__Data__:
# # #

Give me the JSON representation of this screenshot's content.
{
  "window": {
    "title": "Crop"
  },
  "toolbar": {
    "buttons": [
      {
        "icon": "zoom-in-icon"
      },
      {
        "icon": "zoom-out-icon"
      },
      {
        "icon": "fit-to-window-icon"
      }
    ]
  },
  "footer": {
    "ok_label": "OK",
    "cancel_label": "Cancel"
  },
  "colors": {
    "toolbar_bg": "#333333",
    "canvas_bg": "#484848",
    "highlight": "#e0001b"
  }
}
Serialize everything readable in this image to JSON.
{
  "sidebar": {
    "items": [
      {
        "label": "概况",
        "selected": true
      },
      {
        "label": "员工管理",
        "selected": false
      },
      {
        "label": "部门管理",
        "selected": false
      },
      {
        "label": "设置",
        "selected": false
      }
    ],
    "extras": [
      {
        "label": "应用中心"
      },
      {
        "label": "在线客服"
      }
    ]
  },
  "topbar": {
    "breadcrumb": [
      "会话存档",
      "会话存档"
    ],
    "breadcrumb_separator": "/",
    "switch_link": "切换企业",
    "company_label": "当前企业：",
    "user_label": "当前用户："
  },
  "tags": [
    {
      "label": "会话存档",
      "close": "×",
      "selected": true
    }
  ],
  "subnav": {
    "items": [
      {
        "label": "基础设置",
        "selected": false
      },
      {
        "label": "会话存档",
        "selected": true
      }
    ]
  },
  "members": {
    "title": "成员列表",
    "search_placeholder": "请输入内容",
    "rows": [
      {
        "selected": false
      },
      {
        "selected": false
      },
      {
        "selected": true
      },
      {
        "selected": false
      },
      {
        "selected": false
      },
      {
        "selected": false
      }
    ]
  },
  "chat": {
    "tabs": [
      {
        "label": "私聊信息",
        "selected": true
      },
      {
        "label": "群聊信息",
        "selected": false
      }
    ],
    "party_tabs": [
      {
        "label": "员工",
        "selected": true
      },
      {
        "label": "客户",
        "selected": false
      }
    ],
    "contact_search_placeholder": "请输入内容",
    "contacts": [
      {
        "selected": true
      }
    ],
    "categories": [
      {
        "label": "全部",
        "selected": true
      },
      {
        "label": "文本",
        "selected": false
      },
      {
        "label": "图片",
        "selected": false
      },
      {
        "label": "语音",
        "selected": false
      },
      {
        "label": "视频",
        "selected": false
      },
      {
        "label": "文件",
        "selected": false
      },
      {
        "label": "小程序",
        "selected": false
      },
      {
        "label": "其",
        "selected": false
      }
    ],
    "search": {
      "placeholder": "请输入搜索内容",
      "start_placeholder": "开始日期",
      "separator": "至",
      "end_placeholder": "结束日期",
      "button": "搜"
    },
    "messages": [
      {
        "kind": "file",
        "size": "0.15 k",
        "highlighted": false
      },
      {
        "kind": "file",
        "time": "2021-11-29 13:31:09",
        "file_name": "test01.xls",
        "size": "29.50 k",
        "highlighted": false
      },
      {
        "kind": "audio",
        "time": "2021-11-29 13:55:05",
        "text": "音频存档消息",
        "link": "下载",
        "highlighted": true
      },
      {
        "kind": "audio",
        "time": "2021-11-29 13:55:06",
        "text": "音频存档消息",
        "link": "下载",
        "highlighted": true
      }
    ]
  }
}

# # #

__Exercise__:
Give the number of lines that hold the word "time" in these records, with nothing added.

__Answer space__:
3